How to Fill an Innovation Portfolio
If you’ve been reading our posts on innovation, you may already have gotten your feet under you either by starting a new innovation lab, feeling more confident in being tasked to lead innovation, and getting a handle on your innovation ecosystem. Maybe you’re even off to a great start on most of your program.
You might be thinking, “Great… now what?”
Now it’s time to find some problems to solve or trends to explore! The goals of your program or lab will help indicate how “far out” to go with ideation. Hopefully, you can draw inspiration from these different methods that we have leveraged to build innovation portfolios.
Focus on growing and sustaining competitive advantage.
Your company is in business for a myriad of reasons. Identify areas in which you have the advantage and work to keep them. This could be from any part of the organization, but it should be something that you feel you are best at—think hedgehog principle from Jim Collins’ Good to Great.
Amazon’s patents, commercials and forays into supporting adjacent businesses give us a tangible example of what a whole portfolio might look like. The e-commerce giant reset consumer expectations with fast shipping, easy returns, and a seamless shopping experience. However, they still compete with storefronts in the “I need it now” category (but even that is shortening). While they are ahead of others in “order to door” timing— when was the last time you ordered something online and it took 4 days—they want to maintain that competitive advantage.
Let’s look at this through the lens of a horizon framework for innovation…if you recall, we often combine the horizon and Ansoff models to help place ideas into a portfolio.
Horizon 1: Partnerships with UPS
Amazon and UPS worked together to share order data, accelerate pick up times, and provide return labels in packages. This is all towards the goal of shortening time to delivery and making the experience easier through simple returns, improving customer experience while making the decision to buy online more appealing.
Horizon 2: Amazon Delivery Service
We’ve seen the trucks and we’ve probably seen a few headlines recently—an effective strategy for creating innovation is recognizing what aspects of your value chain you can do yourself. What a great way to shorten the window from warehouse to en route, by owning the vehicles performing the last mile delivery. Delivery isn’t a core competency but it is supporting a competitive advantage, making this a likely adjacent innovation for Amazon.
Amazon Scout AV Delivery Bot
Remember this ad from way back in January 2019 with the adorable little autonomous delivery bot?
You may also recall that it started making deliveries later in 2019. That bot doesn’t just show up in a commercial in January.
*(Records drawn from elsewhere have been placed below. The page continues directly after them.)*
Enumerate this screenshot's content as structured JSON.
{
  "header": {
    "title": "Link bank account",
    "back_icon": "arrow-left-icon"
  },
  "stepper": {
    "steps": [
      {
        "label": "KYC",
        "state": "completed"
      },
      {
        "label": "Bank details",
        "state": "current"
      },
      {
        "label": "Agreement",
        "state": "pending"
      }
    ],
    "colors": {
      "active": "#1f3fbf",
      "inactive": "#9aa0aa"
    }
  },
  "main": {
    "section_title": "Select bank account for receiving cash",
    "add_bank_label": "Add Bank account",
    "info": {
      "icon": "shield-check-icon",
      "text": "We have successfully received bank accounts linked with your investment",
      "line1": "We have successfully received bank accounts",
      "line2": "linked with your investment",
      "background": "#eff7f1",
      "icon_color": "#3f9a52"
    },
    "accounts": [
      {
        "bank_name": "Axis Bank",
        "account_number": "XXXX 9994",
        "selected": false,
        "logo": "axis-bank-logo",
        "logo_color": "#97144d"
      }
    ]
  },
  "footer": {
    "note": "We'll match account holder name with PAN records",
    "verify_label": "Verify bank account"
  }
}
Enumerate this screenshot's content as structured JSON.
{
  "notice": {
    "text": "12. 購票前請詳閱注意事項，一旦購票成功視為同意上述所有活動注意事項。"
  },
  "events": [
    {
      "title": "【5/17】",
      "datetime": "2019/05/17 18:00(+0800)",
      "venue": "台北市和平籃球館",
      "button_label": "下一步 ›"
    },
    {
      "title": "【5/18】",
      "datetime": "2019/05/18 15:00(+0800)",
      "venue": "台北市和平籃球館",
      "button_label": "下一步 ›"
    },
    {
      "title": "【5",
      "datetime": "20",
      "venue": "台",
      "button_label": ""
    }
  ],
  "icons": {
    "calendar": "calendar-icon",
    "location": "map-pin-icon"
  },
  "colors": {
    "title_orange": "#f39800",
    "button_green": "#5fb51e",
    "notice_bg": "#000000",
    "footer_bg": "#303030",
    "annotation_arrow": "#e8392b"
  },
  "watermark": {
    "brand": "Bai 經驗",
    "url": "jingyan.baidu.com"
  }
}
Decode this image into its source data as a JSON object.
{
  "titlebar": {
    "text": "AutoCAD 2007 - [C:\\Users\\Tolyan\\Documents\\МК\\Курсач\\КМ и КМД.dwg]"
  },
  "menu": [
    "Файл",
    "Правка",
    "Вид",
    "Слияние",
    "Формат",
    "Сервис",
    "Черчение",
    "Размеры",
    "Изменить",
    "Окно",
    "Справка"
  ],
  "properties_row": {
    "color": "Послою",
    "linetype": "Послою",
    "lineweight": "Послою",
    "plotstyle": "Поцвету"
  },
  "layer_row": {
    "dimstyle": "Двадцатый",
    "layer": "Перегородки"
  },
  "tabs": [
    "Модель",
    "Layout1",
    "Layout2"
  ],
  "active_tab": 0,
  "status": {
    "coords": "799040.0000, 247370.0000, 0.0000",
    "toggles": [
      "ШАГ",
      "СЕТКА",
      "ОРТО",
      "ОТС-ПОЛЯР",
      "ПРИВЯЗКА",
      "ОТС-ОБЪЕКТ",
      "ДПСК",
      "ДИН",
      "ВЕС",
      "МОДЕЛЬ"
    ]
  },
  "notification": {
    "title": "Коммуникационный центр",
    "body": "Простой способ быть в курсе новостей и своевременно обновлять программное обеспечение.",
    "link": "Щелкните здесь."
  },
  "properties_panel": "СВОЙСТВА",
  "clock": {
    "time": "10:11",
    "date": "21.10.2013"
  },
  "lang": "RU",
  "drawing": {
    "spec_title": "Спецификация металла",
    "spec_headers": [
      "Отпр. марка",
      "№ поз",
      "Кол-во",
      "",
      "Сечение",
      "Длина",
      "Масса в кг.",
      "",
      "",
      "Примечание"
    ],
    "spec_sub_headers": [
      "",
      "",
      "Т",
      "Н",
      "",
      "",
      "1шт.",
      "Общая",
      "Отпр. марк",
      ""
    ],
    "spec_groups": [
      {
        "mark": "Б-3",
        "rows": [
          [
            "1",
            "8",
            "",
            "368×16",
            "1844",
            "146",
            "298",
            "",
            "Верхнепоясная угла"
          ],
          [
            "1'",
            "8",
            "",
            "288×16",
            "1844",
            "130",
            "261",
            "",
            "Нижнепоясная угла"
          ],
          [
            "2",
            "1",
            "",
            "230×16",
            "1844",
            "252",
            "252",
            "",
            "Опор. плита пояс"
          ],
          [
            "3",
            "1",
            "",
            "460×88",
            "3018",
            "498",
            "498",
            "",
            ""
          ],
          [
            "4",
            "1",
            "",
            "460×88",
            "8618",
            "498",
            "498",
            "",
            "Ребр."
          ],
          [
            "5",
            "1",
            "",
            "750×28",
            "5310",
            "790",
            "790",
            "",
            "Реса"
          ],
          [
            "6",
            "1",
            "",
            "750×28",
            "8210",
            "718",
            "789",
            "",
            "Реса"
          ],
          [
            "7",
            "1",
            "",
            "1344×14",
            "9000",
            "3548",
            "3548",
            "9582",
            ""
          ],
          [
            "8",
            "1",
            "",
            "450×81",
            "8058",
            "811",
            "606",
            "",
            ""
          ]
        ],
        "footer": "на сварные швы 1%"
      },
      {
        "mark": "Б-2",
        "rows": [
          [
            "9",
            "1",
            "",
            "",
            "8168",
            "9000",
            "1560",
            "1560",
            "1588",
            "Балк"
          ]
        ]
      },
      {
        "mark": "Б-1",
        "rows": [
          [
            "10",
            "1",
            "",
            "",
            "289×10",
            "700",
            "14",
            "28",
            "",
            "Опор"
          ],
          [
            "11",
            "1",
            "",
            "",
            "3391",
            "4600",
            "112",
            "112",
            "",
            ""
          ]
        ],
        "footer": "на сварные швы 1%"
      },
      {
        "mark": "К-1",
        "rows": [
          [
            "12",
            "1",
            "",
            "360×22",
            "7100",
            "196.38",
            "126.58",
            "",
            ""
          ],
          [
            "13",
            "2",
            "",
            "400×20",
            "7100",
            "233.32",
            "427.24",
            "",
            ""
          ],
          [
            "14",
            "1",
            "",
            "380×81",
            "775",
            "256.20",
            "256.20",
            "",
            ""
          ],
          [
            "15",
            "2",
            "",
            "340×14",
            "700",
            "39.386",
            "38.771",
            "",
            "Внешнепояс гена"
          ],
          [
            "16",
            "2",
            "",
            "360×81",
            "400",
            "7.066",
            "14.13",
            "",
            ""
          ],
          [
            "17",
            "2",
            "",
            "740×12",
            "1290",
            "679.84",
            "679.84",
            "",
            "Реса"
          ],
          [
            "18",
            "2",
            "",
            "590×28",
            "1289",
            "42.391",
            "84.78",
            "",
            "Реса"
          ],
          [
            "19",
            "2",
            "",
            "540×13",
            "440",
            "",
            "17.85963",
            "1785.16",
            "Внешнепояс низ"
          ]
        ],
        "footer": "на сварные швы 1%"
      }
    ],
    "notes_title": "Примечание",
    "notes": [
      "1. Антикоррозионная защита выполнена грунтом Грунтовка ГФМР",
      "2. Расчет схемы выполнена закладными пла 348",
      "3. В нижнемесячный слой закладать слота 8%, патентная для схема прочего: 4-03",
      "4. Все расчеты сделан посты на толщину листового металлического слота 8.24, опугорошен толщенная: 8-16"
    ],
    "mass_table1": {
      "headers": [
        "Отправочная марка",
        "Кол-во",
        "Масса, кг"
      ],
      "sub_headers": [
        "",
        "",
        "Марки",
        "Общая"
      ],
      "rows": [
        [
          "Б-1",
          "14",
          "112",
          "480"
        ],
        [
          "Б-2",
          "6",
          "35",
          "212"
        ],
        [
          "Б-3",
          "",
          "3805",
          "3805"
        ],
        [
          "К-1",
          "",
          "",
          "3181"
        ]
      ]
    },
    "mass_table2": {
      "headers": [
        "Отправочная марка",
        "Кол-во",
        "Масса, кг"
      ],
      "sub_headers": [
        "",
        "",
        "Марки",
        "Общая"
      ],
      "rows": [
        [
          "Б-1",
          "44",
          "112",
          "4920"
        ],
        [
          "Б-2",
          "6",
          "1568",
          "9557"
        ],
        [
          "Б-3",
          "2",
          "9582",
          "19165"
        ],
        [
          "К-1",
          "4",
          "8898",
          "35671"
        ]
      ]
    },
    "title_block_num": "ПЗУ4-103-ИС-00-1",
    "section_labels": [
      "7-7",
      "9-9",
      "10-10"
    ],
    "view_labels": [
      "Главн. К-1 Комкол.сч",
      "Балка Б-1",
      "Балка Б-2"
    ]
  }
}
There’s a good amount of work, experimentation, and validation of many ideas behind it. The innovation here was probably generated from a mix of goals: improve last-mile delivery, competitive advantage focus (maintain and grow delivery strength), technologies (autonomous vehicles), and trends (growing acceptance and use of personal assistants).
Horizon 3: Blimp Warehouse & Drone Delivery
This is probably the most far-out of all of them. Amazon filed a patent for a blimp warehouse leveraging drone delivery… IN 2014! If that’s not free to fail, loosely defined value, and long runway, I’m not sure what is. How many ideation sessions have you been a part of where an idea like this was mentioned and everyone laughs, but then focuses back to “real work?” Those ideas need a place to go. Your innovation program can be it.
“Big, if true”
By now you’ve probably heard someone reply to a news story or rumor with a snarky “big, if true.” Well, use that snark to your advantage to fill a portfolio. Take an emerging tech, a demographic shift, potential policy, or any other trend and turn it up to eleven. Pick a year you anticipate it to reach that and work backward. How is it affecting your industry in that year? Continue using this lens to generate revolutionary horizon three ideas until you have ideas across your risk portfolio.
When working with a large insurer, we did this for two trends: the gig economy and the democratization/ease of transfer of health data.
We asked some big questions about the gig economy. “What if 80% of the workforce is freelance/gig/contract?” An insurer’s main path to revenue – employer-based benefits—is essentially removed. How should the business model change in that environment?
Apologies for the over-simplification but essentially,assessing and then holding risk is the underpinning of insurance. Life insurers do their own gathering of data on an individual or group, perform their actuarial analysis, and push out a cost for premium. Their ability to underwrite and their actuarial analysis is often a point of competitive advantage.
How does that change if they don’t need to collect data? What if they were able to just access EMR/EHR data? What algorithm is necessary? How do systems change internally to assess and report on the data? How do you make a better user experience in this new model?
These questions, driven by trends to create lenses for viewing opportunities, are a great way to fill a portfolio and keep innovation tracking down value.
We’ve helped fill a lot of portfolios over the years. If you have questions about how this may apply to your organization or innovation program, let our product strategy team know! We’d be happy to start asking some big questions with you.